Quentin Jerome Tarantino, born March 27, 1963 is an American filmmaker and actor. His films are characterized by non-linear storylines, satirical subject matter, an aestheticization of violence, utilization of ensemble casts, references to pop culture, their soundtracks, and features of neo-noir film.
Tarantino grew up as a devoted film fan and worked at Video Archives, a video rental store, while training to act. His career began in the late 1980s, when he wrote and directed My Best Friend’s Birthday, the screenplay of which formed the basis for True Romance. In the early 1990s, he began his career as an independent filmmaker with the release of Reservoir Dogs in 1992; regarded as a classic and cult hit, it was called the “Greatest Independent Film of All Time” by Empire. Its popularity was boosted by his second film, Pulp Fiction (1994), a black-comedy crime film that was a major success both among critics and audiences. Judged the greatest film from 1983–2008 by Entertainment Weekly, many critics and scholars have named it one of the most significant works of modern cinema. For his next effort, Tarantino paid homage to the blaxploitation films of the 1970s with Jackie Brown (1997), an adaptation of the novel Rum Punch.
Kill Bill, a highly stylized “revenge flick” in the cinematic traditions of Kung fu films, Japanese martial arts, spaghetti Westerns and Italian horror, followed six years later, and was released as two films: Volume 1 in 2003 and Volume 2 in 2004. Tarantino directed Death Proof (2007) as part of a double feature with friend Robert Rodriguez, under the collective title Grindhouse.
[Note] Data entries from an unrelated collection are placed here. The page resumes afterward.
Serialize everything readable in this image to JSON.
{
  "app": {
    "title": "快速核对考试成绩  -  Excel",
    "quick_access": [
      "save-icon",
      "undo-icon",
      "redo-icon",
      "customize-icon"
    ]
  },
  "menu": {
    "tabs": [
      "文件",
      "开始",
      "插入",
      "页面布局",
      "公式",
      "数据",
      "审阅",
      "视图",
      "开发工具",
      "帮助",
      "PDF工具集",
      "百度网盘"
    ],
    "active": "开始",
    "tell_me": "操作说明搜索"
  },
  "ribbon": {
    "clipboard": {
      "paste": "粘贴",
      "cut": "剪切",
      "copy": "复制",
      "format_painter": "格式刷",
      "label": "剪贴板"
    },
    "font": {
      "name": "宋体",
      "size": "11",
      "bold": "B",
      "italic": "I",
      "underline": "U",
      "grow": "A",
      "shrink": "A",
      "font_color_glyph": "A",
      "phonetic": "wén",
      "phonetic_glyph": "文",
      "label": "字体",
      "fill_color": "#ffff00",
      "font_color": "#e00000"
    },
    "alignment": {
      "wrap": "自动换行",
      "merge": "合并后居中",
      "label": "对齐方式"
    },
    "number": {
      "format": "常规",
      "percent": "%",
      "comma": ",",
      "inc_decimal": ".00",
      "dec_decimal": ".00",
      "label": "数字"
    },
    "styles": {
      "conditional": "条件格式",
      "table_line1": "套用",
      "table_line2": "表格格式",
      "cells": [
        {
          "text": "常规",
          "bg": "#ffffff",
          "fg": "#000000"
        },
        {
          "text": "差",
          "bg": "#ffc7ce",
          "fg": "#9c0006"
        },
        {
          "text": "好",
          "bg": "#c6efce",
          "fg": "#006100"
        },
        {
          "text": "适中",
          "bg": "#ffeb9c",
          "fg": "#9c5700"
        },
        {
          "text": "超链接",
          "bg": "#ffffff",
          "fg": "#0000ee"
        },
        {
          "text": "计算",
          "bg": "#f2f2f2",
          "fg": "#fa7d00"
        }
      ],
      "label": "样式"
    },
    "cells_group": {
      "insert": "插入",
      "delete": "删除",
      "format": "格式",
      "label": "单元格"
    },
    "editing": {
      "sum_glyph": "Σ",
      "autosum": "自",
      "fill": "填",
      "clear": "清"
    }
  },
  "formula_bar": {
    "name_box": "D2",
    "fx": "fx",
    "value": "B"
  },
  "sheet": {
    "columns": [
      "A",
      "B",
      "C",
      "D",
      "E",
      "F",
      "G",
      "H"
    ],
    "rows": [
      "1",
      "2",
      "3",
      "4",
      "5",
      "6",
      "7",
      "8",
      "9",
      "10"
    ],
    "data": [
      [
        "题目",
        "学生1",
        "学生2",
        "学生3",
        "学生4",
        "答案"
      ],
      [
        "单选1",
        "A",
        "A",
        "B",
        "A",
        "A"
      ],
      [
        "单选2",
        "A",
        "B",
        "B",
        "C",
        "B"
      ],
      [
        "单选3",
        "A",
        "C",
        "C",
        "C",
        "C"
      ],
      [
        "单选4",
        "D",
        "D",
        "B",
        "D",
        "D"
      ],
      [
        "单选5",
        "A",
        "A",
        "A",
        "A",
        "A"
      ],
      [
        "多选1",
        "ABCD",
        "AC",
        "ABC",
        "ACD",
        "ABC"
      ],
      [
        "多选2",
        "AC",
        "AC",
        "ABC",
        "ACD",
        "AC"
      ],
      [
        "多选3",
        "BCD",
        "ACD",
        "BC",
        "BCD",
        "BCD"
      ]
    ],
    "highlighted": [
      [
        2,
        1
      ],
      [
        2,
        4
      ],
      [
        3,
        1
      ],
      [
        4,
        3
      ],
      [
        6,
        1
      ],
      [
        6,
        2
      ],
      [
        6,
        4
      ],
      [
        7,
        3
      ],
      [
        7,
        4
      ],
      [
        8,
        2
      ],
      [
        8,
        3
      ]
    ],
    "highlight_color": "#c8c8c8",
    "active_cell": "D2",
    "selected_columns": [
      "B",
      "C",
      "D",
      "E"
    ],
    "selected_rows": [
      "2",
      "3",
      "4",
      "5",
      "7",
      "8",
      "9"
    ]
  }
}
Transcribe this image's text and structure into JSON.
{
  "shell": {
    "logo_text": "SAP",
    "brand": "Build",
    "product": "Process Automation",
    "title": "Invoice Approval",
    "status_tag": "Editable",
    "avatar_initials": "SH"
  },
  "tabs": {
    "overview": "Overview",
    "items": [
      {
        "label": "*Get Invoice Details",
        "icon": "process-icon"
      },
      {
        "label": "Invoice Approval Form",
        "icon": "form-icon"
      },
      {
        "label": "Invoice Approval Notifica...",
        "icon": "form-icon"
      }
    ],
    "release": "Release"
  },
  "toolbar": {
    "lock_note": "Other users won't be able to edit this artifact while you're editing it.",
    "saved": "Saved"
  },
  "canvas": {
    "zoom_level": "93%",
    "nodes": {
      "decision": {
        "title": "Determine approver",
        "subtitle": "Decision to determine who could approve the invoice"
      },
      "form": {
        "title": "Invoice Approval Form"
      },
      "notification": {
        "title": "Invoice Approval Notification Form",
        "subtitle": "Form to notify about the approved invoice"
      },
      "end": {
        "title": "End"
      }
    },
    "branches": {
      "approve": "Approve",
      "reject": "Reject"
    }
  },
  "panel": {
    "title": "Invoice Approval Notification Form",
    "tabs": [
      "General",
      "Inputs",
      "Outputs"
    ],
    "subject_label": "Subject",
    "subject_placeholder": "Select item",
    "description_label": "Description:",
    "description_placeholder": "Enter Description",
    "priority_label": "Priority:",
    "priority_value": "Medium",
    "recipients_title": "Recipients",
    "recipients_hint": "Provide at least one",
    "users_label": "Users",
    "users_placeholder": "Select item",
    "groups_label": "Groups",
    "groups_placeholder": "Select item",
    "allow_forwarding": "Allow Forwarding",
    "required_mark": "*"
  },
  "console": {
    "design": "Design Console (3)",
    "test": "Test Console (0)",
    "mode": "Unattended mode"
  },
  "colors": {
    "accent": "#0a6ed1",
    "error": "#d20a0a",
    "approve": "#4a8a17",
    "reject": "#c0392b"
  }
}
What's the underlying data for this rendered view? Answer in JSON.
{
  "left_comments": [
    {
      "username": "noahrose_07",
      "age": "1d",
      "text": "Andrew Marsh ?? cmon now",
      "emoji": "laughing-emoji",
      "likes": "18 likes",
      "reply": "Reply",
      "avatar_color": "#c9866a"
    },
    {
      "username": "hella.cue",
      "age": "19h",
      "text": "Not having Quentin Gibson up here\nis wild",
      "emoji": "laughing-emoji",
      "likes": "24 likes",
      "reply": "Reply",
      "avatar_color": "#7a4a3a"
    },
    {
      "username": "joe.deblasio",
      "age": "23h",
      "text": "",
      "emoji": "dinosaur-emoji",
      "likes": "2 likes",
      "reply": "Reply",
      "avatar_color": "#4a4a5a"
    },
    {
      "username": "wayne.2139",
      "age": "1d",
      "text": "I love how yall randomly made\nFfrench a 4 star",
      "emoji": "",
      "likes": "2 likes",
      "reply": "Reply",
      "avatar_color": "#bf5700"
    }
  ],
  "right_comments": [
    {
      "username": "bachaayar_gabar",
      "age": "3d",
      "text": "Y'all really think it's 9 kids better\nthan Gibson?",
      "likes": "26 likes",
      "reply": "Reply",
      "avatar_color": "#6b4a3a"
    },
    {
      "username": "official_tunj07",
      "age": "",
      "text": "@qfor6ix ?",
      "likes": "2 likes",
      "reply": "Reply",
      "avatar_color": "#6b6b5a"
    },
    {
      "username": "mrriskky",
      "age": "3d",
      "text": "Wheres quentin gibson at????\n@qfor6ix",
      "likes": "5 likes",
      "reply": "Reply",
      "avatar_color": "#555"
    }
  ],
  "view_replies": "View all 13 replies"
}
His long-postponed Inglourious Basterds, which tells the fictional alternate history story of two plots to assassinate Nazi Germany’s political leadership, was released in 2009 to positive reviews. After that came 2012’s critically acclaimed Django Unchained, a Western film set in the antebellum era of the Deep South. It became the highest-grossing film of his career so far, making over $425 million at the box office. His eighth film, the mystery Western The Hateful Eight, was released in its roadshow version December 25, 2015, in 70 mm film format, complete with opening “overture” and halfway-point intermission, after the fashion of big-budget films of the 1960s and early 1970s.
Tarantino’s films have garnered both critical and commercial success. He has received many industry awards, including two Academy Awards, two Golden Globe Awards, two BAFTA Awards and the Palme d’Or, and has been nominated for an Emmy and a Grammy. He was named one of the 100 Most Influential People in the World by Time in 2005. Filmmaker and historian Peter Bogdanovich has called him “the single most influential director of his generation”. In December 2015, Tarantino received a star on the Hollywood Walk of Fame for his contributions to the film industry.